January 15, 2020: A recent study of Internet censorship concluded that North Korea had the most heavily controlled Internet with China coming in second followed by Russia, Iran, and Turkmenistan.
January 10, 2020: In what has become an annual ritual the government has launched another “special effort” to curb corruption among those who guard the Chinese border. These troops know they can make a lot of money taking bribes from smugglers and illegal travelers in general. The government has learned, but won’t admit officially, that these anti-corruption efforts don’t last long and that each year the government has to bring in personnel from different security or intelligence organization to try and impose discipline. This year it is people from the military intelligence agency. These fellows have heard of the corruption and have less security and policing experience than their counterparts in the secret police and are expected to be less effective and more quickly corrupted.

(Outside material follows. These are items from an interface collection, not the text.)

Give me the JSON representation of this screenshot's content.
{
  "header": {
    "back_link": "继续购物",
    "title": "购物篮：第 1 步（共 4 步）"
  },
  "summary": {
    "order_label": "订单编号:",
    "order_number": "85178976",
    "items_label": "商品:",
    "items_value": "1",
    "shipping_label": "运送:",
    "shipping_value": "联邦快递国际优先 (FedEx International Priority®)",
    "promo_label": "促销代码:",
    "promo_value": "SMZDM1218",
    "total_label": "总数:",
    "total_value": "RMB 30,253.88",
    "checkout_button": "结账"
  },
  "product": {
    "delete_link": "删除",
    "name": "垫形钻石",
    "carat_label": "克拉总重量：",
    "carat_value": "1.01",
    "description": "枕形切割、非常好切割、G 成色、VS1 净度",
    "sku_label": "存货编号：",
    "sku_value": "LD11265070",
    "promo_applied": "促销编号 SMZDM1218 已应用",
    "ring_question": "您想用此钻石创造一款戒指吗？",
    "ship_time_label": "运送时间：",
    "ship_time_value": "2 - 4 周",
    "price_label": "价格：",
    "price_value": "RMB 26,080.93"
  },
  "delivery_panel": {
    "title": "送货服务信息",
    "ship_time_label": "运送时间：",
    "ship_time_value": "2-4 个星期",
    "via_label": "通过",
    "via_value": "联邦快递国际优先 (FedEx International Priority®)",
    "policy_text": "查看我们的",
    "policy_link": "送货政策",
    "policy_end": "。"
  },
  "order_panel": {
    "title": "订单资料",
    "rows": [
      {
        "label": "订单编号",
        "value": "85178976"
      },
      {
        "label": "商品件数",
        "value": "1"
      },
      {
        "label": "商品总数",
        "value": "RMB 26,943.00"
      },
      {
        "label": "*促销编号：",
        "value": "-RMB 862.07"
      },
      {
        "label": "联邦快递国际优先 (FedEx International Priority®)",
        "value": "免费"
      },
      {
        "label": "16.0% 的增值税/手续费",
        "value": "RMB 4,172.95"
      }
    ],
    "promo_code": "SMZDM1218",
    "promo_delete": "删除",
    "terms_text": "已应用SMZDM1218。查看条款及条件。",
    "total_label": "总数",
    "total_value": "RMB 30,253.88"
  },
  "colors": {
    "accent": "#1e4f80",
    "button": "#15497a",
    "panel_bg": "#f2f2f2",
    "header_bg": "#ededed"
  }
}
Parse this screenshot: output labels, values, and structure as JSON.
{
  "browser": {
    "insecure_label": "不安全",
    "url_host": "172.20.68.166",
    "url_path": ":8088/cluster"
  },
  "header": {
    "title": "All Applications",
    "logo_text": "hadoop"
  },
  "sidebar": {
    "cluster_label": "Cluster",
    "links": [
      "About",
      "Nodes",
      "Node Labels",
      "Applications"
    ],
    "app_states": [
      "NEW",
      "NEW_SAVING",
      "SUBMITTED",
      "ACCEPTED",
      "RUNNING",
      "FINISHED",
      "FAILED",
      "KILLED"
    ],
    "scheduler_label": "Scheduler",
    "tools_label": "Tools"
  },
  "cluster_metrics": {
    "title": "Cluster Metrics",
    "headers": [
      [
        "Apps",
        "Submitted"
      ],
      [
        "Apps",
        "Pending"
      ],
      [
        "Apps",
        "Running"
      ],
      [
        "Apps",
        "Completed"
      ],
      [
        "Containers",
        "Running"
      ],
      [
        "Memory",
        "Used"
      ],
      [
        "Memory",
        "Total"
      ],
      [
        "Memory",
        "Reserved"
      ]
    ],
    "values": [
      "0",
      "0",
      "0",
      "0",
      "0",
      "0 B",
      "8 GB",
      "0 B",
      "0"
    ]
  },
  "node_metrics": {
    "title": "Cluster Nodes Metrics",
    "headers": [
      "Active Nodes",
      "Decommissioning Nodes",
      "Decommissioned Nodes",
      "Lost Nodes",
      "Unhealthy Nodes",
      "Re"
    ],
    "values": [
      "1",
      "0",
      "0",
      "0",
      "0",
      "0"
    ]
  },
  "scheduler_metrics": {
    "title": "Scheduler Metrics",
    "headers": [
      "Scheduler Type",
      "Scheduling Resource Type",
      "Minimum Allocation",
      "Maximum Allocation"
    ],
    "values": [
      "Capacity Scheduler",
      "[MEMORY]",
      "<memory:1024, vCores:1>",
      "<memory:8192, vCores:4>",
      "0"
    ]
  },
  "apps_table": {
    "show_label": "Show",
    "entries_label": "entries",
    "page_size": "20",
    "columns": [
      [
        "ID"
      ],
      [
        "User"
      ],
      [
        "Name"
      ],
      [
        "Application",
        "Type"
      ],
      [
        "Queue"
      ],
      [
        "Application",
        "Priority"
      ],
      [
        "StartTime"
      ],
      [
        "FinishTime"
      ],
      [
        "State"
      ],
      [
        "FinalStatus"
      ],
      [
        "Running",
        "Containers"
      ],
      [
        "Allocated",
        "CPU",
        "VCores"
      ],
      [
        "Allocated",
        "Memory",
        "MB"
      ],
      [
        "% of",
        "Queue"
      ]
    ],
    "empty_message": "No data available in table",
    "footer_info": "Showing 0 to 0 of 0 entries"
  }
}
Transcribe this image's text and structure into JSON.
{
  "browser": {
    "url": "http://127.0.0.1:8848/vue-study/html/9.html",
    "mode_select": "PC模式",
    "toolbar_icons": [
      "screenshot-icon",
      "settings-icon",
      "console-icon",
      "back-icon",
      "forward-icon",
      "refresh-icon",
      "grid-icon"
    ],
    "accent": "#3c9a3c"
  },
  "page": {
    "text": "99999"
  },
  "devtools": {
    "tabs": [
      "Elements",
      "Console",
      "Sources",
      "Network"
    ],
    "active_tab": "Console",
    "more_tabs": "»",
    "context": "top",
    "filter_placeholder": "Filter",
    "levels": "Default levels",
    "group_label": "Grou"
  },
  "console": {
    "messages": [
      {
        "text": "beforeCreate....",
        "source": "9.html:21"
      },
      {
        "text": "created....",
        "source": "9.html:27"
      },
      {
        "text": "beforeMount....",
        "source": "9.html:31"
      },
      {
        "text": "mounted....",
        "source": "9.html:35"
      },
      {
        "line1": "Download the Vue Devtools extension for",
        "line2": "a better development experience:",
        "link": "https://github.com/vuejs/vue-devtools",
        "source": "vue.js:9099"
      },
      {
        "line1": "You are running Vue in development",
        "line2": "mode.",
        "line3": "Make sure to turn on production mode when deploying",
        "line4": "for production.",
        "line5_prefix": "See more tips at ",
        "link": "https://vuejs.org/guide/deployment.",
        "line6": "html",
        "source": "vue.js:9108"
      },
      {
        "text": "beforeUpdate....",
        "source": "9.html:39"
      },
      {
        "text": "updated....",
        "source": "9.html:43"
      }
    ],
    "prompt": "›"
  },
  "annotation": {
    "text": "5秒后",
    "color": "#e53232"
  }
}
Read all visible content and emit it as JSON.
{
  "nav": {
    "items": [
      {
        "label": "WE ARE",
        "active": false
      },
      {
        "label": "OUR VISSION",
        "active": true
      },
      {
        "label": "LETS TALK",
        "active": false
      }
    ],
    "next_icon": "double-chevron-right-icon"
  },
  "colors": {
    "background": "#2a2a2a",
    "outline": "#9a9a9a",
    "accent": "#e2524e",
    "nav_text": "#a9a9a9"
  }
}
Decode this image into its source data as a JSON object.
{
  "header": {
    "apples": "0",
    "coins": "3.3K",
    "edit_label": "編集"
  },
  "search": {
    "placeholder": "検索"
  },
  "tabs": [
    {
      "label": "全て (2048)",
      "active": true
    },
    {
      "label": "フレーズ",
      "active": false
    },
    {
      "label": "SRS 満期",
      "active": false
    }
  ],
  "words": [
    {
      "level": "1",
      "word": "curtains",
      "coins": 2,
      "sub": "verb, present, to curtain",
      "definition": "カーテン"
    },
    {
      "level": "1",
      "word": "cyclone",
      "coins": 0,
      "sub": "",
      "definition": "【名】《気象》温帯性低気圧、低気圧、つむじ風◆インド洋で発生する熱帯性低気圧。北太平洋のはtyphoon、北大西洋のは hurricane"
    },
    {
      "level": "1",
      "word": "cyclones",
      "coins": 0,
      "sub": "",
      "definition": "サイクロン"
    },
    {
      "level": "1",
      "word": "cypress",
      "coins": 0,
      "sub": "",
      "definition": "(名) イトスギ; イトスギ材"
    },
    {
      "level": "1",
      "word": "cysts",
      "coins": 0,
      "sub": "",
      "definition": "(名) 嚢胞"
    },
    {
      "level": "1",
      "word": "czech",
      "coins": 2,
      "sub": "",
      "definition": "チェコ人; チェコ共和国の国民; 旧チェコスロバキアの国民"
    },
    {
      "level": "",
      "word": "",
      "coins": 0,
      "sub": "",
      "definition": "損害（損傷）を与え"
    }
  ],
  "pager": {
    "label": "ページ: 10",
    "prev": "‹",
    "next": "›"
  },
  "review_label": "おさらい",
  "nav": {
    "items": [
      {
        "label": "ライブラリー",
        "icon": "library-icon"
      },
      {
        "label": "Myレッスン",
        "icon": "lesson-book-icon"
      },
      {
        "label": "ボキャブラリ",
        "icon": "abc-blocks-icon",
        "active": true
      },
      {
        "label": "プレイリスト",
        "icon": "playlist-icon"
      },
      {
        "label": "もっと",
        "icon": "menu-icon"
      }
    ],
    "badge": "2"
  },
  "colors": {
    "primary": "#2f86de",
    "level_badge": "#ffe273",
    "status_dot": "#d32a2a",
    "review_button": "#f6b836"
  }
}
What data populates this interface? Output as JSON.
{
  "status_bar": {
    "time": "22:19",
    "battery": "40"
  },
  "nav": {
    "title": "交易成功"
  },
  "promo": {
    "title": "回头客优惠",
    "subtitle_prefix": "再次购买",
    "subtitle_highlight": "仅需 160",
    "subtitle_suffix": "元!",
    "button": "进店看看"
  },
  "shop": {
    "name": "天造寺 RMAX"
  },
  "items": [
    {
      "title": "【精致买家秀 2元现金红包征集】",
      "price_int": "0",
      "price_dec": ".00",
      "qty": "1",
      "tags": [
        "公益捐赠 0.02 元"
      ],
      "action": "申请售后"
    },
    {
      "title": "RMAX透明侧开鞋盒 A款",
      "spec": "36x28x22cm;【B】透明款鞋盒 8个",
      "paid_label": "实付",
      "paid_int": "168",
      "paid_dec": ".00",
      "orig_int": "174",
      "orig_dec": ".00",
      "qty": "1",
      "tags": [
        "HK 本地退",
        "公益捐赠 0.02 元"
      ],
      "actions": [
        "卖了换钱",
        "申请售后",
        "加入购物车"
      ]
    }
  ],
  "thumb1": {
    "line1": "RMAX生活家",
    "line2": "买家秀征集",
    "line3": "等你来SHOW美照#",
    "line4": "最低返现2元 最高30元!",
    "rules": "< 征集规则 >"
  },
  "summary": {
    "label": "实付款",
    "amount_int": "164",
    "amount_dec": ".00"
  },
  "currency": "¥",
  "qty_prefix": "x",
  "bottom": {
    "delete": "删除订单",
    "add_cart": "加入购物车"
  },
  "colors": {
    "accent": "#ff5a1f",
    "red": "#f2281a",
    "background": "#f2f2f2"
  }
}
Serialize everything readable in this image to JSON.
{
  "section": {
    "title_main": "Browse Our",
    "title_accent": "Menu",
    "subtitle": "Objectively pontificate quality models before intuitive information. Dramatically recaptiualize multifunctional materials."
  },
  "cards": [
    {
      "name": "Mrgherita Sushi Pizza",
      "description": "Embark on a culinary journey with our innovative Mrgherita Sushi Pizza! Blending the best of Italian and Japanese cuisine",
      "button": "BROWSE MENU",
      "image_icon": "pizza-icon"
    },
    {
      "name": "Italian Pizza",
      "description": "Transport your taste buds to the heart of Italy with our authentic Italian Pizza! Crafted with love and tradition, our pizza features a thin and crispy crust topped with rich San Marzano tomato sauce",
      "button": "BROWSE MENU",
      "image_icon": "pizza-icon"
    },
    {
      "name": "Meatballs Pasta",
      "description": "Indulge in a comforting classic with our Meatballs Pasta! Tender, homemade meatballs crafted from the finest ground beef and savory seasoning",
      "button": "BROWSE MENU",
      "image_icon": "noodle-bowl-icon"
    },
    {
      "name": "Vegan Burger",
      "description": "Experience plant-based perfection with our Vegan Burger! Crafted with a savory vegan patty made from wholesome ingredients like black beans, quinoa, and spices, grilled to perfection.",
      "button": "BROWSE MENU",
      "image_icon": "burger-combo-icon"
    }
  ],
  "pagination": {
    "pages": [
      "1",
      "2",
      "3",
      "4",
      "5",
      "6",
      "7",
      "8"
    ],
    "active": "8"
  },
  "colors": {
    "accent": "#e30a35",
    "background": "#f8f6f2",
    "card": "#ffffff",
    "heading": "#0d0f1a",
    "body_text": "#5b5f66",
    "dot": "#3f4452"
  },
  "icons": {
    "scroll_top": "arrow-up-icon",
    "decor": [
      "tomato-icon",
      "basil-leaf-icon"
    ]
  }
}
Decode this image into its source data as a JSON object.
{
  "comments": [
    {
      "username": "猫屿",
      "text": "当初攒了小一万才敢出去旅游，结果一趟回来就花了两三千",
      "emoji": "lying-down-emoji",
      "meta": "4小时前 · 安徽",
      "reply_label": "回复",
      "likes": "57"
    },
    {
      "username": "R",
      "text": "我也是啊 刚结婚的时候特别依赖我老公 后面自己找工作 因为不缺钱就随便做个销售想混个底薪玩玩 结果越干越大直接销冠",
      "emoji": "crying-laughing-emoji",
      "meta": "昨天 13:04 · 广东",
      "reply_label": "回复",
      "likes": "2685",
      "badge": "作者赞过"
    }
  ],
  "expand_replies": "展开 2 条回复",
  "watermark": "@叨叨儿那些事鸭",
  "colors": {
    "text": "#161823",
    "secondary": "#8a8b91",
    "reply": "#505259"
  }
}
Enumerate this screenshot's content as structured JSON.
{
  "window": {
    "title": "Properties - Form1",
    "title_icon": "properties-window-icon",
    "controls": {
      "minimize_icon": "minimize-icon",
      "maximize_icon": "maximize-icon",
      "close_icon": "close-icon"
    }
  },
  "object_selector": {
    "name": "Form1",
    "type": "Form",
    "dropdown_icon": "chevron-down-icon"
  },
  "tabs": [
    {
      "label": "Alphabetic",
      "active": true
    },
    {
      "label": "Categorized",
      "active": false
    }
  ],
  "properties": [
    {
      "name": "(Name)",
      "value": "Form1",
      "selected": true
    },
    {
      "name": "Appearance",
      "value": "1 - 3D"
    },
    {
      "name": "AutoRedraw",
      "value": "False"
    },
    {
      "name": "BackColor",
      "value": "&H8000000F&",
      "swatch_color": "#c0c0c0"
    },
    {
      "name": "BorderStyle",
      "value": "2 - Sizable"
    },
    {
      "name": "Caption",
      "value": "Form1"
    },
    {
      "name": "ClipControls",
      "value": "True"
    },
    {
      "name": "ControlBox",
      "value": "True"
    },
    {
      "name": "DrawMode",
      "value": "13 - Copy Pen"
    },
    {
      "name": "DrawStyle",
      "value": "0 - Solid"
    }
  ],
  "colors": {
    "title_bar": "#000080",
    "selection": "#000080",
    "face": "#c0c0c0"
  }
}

Some forms of corruption get less attention from the government. One example is the growing use of bribes and payments for test answers for the university entrance exams. While South Korea has the highest percentage of adults with a college education, North Korea has a much lower rate and in North Korea having a college degree leads to much better life than most North Koreans can achieve. So well-off families can justify paying a lot of money to get their kids into the best universities.
January 2, 2020: This year North Korea publicized a special round of training for some members of the Worker-Peasant Red Guards. This is a local armed militia with a claimed strength of five million adults (out of a population of 25 million). There is supposed to be several periods of annual training, which consists of gathering local militia members together to confirm membership and issue weapons for training, but rarely for target practice. This year a few units underwent longer training the involved target practice at a rifle range and s brief period of time living outdoors as the militia might have to do in wartime. This was apparently a propaganda effort because there are not enough resources to do this on a large scale. The active-duty troops are complaining that there is not enough food, fuel or ammunition for any training and that more and more of their time is spent on raising their own food or working on non-military construction projects. This, not surprisingly, has led to more corruption among officers, NCOs and civilians who work with the military. This problem has become so widespread and visible that North Korea has launched a well-publicized crackdown.
December 29, 2019: China’s two major shipbuilders, CSSC and CSIC, merged to create the largest shipbuilder in the world with 310,000 employees. A decade ago there were nearly half a million employees but recessions continued competition from rivals South Korea and Japan forced the change. The new company, CSG (China Shipbuilding Group), as well as the two it merged from, are all state-owned. The merger is actually a return to the situation in 1999 when CSSC and CSIC were created from the then single state-owned shipbuilding operation. This was meant to encourage competition and it worked. Chinese shipbuilders, mainly the two large firms, account for most of the shipbuilding in China and have been striving to overtake their main rival South Korea as the largest shipbuilder in the world in all categories. There are several ways to measure shipbuilder output South Korea is the champion in most of them. Japan was once in first place but now has to settle for third place. South Korea and China have been close competitors for first place since 2012 and to that end, the two largest South Korean shipbuilders also merged in 2019.